Charles Dickens (1812-1870)

It’s Dickens’ Bicentenary this year and it’s being celebrated with various events in England and also in such diverse places as the Kolkata (India) Book Fair.

I’d read a bit about this and decided it was time I actually read some Dickens.

Well, I’ve read David Copperfield, Hard Times and Tale of Two Cities –  oh, and  Oliver Twist -but that was enforced and long ago, and the occasional attempt since then has been unsuccessful. He was a prolific author but also prolix. Each instalment had to be a certain number of words and the Victorians seemed to enjoy detailed descriptions and long digressions. I’ve got used to books being 250 pages long and am prone to complain that they haven’t been edited properly if they run to 500 pages.

I thought it was probably time I pushed my aging mind (I’ve just celebrated my 70th) and read some Dickens without an exam looming. Inspired by dovegreyreaderscribbles, a newsletter I enjoy, I chose Bleak House. Sure enough, it has over 900 pages. And it has detailed descriptions (more than a page on rain in Lincolnshire!) and long digressions which may or may not turn out to be relevant later. However, bearing in mind that it was originally published in serial form, I decided to read only one (maybe two) chapters an afternoon and keep on with my normal reading at night.

As it was published in twenty monthly instalments In 1852/53), I should still finish reading it in less time than the original readers.

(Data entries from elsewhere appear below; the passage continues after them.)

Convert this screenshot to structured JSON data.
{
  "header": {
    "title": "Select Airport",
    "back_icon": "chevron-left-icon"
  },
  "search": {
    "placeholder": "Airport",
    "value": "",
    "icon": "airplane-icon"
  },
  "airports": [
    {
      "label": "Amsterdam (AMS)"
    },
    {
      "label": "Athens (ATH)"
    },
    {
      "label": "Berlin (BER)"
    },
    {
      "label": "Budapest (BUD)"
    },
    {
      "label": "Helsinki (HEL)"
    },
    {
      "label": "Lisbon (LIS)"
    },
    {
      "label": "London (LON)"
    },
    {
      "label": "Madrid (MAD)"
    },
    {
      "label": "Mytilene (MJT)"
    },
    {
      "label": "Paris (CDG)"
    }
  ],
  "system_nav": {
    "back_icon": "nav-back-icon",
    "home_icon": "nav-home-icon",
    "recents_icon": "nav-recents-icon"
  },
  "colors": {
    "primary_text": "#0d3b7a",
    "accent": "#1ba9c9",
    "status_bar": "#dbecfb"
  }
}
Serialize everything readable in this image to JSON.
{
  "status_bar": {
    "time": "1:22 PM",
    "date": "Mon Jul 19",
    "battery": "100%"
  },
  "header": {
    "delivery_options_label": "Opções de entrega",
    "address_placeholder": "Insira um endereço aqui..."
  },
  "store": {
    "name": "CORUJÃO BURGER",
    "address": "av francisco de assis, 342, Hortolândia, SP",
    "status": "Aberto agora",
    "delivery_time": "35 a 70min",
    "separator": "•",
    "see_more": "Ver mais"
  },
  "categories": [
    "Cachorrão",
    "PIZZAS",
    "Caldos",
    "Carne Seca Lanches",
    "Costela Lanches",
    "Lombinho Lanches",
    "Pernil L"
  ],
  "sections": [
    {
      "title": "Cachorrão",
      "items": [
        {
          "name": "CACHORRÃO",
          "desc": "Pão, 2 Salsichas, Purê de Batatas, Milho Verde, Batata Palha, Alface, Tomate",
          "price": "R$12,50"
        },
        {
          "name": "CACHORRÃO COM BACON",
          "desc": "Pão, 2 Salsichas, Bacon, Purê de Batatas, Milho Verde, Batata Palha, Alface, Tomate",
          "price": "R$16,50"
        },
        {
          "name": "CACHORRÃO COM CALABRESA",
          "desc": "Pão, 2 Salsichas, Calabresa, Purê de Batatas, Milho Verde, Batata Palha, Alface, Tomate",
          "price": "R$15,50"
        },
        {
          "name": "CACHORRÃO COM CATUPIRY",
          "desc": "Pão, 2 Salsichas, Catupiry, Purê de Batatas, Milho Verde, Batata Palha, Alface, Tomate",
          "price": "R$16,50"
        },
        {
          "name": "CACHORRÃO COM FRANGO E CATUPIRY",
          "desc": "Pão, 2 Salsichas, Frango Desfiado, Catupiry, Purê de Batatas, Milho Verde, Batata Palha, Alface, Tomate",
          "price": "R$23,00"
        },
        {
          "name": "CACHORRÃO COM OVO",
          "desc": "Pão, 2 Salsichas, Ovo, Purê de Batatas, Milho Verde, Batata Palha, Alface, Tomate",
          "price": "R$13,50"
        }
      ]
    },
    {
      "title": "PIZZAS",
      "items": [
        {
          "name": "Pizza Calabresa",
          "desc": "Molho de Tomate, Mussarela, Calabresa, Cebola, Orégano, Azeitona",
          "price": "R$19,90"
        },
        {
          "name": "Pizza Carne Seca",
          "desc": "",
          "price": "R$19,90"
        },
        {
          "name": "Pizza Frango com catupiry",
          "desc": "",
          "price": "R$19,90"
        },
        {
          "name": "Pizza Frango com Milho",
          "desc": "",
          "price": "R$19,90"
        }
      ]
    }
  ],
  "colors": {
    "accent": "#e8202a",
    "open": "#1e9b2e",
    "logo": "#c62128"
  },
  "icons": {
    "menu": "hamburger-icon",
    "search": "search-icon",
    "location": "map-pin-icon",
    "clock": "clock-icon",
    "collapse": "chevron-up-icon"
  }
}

Maybe that’s the secret of tackling these Victorian books – split them up into manageable chunks.  The writer of the Newsletter mentioned above, has a group reading Middlemarch  that way – and she chopped one of her seven (!) copies up into eight parts.. I had to go out and buy my copy of Bleak House – or drive Fish Hoek Library mad by renewing it month after month! – so I’m not prepared to chop it up physically. But I am enjoying it, reading it this way.

Fish Hoek Library has the BBC Bleak House DVD and it’s very enjoyable. I’m hoping to watch a chunk at a time as I finish reading that section. I started with the first CD the other night and loved it.

Maybe you’re ready to tackle Dickens again?

There must be some reason why his books are constantly reprinted.

Incidentally, David Copperfield is probably his most autobiographical novel and its beginning is well-known –

“Whether I shall turn out to be the hero of my own life, or whether that station will be held by anybody else, these pages must show. To begin my life with the beginning of my life, I record that I was born (as I have been informed and believe) on a Friday, at twelve o’clock at night. It was remarked that the clock began to strike, and I began to cry, simultaneously.”

But the best-known beginning has to be “It was the best of times. It was the worst of times”.

Do you have a favourite Dickens? Or a comment on him?

Let us know.

Jenny Strickland